Assumptions and Limitations
At the heart of econometric modeling lies a set of assumptions that, while facilitating analysis, demand vigilant awareness from students. These assumptions encompass a range of considerations, from the linearity of relationships to the independence of errors. Acknowledging these assumptions is not merely a formality but a critical step in ensuring the accuracy and reliability of results. Students must comprehend that deviations from these assumptions can introduce bias and affect the validity of their models. Recognizing and grappling with these underlying assumptions forms the bedrock of responsible and rigorous econometric analysis, shaping the foundation upon which robust conclusions are built. Moreover, students must remain attuned to the inherent limitations of econometric models. Economic systems are complex, dynamic, and often exhibit behaviors that resist complete encapsulation within a model. Embracing the humility to acknowledge these limitations is a testament to intellectual honesty, fostering a nuanced understanding of the boundaries within which econometric analyses operate.
In the journey of econometric modeling, the road to validity is paved with rigorous evaluation.
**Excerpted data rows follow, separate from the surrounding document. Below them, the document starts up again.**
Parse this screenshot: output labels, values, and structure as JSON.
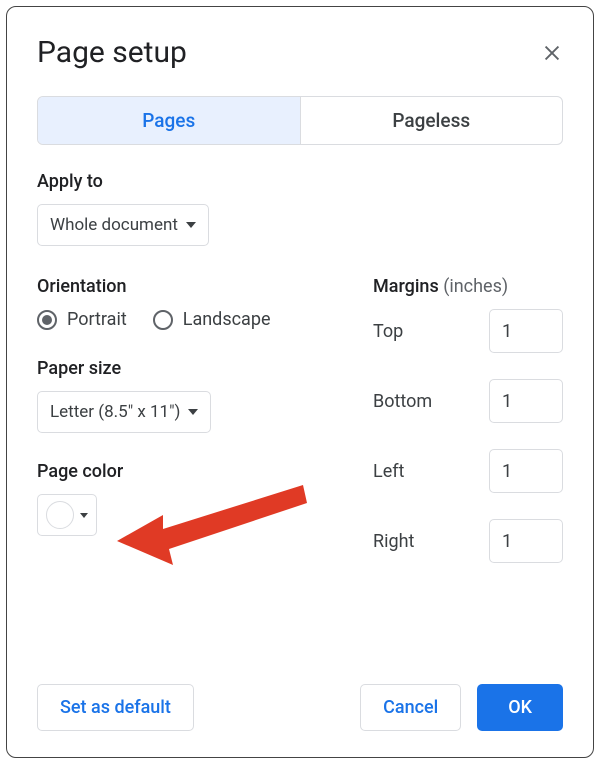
{
  "dialog": {
    "title": "Page setup"
  },
  "tabs": {
    "pages": "Pages",
    "pageless": "Pageless"
  },
  "apply_to": {
    "label": "Apply to",
    "value": "Whole document"
  },
  "orientation": {
    "label": "Orientation",
    "portrait": "Portrait",
    "landscape": "Landscape",
    "selected": "portrait"
  },
  "paper_size": {
    "label": "Paper size",
    "value": "Letter (8.5\" x 11\")"
  },
  "page_color": {
    "label": "Page color",
    "value": "#ffffff"
  },
  "margins": {
    "label": "Margins",
    "unit": "(inches)",
    "top": {
      "label": "Top",
      "value": "1"
    },
    "bottom": {
      "label": "Bottom",
      "value": "1"
    },
    "left": {
      "label": "Left",
      "value": "1"
    },
    "right": {
      "label": "Right",
      "value": "1"
    }
  },
  "footer": {
    "set_default": "Set as default",
    "cancel": "Cancel",
    "ok": "OK"
  }
}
Students, as aspiring economists, must acquaint themselves with various metrics that serve as litmus tests for the performance of their models. R-squared, a measure of the proportion of the response variable's variance captured by the model, and hypothesis tests, which scrutinize the statistical significance of coefficients, are indispensable tools. The application of these metrics goes beyond the realm of mere academic formalities; it represents a critical aspect of ensuring that econometric models not only align with theoretical expectations but also possess practical relevance. By systematically evaluating their models, students not only validate the robustness of their analyses but also cultivate a discerning eye for critically assessing model performance, essential for academic assignments and future contributions to economic research.
In conclusion, econometric models are indispensable tools for students studying economics and related disciplines. Mastering the construction, estimation, and application of econometric models equips students with the skills needed to excel in university assignments and contribute meaningfully to the field of economics. As students navigate the complexities of econometric modeling, they gain not only a deeper understanding of economic relationships but also valuable analytical and problem-solving skills essential for their academic and professional journey.